The cost of electricity has dramatically increased but there are some easy ways to save on your power bill – from shopping around for the best electricity provider to savvy changes you can make at home. Here are a few tips to get you started:
Look at your energy company
Are you with the same provider you signed up with at uni? (That free $50 was really appealing back then…). Shopping around to a provider that better suits your lifestyle could save you some serious money. Your first stop should be Powerswitch . This free site will help you compare prices between different electricity retailers – then all you have to do is switch over to the most cost-effective provider and wait for the $$$ to roll in.
Turn off lights
It may not seem like a big thing, but you could save some serious dosh over your life by getting into the habit of checking lights before leaving the house. Plus you’ll be helping the environment. Do a quick walk-through before leaving the house for the day and check what electricity is still being used that doesn’t need to be on.
Use the clothesline instead of the dryer
As everyone knows, tumble dryers are among the most power hungry of all household electrical appliances, and can hit your power bill by around $1 per load – it adds up!
Switch off stand-by power
While it may be tedious to turn off every appliance at the power source before heading out for the day, it’s definitely worth doing for longer periods – such as when you’re going away for a holiday. Unplugging a few electrical appliances can save a couple dollars off your power bill over the course of a weekend and substantially more over a week’s holiday. Pulling out the plug during your annual two-week break and a few weekends away means you’ll save enough to splash out on an expensive lipstick.
Moisture in your home can cause health issues, and it’s expensive to heat moisture-laden air. Dry your clothes outside, use extractor fans in the kitchen and bathroom and open windows regularly. Use lids on pots and think about installing a steam-stopper on your shower.
If you are able, check under your house for signs of damp or mildew. If you find some or the soil is more like mud than dry dirt you should look into how you can fix underfloor dampness. You can find out more on the Energywise webiste.
Condensation is a problem on single glazed windows. There are a whole range of double glazing options – from DIY available at your local hardware store to retrofitted double glazing. Double glazing also helps with heat loss through the glass
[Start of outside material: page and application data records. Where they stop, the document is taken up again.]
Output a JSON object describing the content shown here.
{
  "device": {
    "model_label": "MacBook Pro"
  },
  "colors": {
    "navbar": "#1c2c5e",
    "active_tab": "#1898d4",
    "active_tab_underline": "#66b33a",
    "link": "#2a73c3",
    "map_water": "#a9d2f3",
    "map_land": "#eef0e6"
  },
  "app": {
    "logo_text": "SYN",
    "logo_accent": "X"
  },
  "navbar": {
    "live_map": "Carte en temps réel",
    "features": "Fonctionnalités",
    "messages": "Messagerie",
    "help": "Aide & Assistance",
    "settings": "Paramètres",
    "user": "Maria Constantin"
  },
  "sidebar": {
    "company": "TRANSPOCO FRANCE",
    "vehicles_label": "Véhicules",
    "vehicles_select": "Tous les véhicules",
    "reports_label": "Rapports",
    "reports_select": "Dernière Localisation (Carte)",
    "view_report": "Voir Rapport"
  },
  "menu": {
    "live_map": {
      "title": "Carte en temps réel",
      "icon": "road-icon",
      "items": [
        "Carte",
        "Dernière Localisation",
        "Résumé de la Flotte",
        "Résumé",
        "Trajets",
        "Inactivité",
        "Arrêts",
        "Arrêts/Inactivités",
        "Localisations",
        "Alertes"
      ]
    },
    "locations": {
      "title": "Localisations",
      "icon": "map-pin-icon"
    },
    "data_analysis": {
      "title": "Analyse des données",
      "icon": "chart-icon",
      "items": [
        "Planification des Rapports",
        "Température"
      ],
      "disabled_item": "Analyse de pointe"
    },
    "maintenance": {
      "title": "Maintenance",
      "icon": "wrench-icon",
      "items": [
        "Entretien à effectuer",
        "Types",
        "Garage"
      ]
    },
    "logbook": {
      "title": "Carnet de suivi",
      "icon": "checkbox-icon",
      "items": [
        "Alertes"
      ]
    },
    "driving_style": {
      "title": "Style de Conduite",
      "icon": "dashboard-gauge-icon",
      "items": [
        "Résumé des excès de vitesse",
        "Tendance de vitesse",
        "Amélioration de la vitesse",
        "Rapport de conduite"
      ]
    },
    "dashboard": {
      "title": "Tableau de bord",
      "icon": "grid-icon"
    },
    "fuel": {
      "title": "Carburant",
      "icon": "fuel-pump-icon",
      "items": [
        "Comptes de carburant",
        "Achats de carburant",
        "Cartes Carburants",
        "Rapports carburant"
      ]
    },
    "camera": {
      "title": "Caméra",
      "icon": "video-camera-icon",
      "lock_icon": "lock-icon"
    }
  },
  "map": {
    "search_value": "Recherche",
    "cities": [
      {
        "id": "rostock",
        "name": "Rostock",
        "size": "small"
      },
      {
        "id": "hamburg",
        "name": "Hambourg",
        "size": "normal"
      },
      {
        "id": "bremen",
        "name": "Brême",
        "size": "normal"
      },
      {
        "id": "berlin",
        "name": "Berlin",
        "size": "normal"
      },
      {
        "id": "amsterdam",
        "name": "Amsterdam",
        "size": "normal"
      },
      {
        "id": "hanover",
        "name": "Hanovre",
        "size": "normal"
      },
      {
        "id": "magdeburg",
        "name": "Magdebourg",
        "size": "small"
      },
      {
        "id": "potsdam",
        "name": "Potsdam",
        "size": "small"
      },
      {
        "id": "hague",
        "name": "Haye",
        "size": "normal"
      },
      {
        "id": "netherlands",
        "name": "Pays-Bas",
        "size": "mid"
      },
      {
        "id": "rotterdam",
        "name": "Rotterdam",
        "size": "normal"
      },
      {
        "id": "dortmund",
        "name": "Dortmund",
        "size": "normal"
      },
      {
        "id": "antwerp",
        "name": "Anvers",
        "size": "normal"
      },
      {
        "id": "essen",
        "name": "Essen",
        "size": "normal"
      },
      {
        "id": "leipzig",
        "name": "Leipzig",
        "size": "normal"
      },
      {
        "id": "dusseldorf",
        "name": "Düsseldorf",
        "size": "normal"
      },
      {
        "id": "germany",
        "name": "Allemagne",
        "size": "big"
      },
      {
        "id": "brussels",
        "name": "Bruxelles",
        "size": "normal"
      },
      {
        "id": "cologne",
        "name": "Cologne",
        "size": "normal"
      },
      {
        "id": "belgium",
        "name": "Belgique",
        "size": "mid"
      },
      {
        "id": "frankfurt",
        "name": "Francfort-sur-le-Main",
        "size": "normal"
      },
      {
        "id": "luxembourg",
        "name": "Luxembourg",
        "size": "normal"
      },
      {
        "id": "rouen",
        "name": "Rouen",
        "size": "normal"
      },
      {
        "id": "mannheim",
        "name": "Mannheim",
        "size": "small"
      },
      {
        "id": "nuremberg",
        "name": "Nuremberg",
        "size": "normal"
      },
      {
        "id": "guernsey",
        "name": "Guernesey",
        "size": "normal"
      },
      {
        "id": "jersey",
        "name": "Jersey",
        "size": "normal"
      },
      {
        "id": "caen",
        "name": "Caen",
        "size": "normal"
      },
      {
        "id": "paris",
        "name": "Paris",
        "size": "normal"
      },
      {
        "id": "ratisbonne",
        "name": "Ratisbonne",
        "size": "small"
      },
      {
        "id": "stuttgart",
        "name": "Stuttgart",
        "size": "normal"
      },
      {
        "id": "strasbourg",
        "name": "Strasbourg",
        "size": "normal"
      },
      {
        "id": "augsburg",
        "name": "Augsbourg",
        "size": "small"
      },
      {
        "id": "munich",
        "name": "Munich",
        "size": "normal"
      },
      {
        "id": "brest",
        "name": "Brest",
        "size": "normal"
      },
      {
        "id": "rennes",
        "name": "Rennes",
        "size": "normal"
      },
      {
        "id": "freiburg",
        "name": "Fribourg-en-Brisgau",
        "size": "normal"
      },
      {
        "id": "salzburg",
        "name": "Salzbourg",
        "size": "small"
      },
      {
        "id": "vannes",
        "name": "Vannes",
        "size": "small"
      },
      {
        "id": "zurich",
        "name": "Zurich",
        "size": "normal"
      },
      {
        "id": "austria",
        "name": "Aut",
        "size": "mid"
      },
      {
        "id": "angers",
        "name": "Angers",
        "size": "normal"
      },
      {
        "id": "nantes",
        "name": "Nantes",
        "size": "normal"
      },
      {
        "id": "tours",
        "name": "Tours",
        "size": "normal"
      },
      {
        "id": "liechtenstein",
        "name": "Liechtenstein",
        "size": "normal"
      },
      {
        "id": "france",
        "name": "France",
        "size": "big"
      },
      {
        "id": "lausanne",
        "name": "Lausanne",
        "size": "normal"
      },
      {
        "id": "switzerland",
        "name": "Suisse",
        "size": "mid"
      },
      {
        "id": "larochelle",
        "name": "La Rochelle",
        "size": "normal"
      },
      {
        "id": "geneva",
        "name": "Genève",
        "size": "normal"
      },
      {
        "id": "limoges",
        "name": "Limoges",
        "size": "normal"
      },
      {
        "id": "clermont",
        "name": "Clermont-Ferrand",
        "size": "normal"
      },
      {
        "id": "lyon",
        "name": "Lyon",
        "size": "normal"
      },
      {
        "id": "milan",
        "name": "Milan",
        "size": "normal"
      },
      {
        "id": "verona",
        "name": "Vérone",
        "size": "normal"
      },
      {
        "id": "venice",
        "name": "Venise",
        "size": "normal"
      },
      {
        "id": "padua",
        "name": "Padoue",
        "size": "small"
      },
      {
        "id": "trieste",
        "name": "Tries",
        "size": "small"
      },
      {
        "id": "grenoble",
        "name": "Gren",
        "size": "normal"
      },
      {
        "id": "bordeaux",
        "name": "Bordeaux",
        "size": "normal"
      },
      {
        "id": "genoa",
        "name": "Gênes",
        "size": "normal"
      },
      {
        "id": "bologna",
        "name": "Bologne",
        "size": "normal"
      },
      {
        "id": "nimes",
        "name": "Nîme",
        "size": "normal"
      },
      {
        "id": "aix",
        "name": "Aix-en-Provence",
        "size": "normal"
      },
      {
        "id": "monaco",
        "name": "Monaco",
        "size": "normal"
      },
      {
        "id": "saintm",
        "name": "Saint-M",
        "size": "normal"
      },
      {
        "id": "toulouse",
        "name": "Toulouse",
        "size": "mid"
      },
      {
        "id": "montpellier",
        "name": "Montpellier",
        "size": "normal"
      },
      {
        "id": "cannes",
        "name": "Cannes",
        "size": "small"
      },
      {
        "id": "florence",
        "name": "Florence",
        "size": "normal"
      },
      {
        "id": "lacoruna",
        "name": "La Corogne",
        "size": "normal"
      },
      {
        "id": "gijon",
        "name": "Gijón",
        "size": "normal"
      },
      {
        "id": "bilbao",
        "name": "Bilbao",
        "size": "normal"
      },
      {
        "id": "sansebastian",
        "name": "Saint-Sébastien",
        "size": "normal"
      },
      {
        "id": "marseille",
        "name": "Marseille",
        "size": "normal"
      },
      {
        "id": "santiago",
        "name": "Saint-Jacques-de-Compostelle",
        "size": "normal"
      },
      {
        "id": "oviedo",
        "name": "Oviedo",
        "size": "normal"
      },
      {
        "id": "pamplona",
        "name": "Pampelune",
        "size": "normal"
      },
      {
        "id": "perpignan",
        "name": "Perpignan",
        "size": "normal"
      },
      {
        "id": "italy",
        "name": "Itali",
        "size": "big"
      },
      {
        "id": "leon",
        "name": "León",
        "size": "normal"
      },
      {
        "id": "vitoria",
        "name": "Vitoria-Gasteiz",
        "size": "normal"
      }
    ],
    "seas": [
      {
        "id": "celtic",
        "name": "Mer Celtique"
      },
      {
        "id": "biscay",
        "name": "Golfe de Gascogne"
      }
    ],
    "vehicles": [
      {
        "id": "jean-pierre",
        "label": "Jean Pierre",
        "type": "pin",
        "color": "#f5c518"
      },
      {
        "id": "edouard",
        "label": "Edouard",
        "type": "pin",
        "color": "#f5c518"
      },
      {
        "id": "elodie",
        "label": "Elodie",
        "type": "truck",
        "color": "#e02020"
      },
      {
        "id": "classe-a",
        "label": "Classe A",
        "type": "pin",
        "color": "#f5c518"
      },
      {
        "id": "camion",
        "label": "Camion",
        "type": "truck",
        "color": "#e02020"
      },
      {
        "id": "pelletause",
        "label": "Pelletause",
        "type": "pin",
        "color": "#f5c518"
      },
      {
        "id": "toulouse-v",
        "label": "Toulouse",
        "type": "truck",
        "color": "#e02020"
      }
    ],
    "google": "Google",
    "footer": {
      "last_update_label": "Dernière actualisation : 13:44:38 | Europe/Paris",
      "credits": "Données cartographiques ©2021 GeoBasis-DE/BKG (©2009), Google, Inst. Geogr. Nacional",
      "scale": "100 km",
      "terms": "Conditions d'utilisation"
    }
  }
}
Reduce hot water usage
A hot water laundry cycle can use ten times more power than a cold wash. Reducing your shower time and using an efficient showerhead will also reduce usage.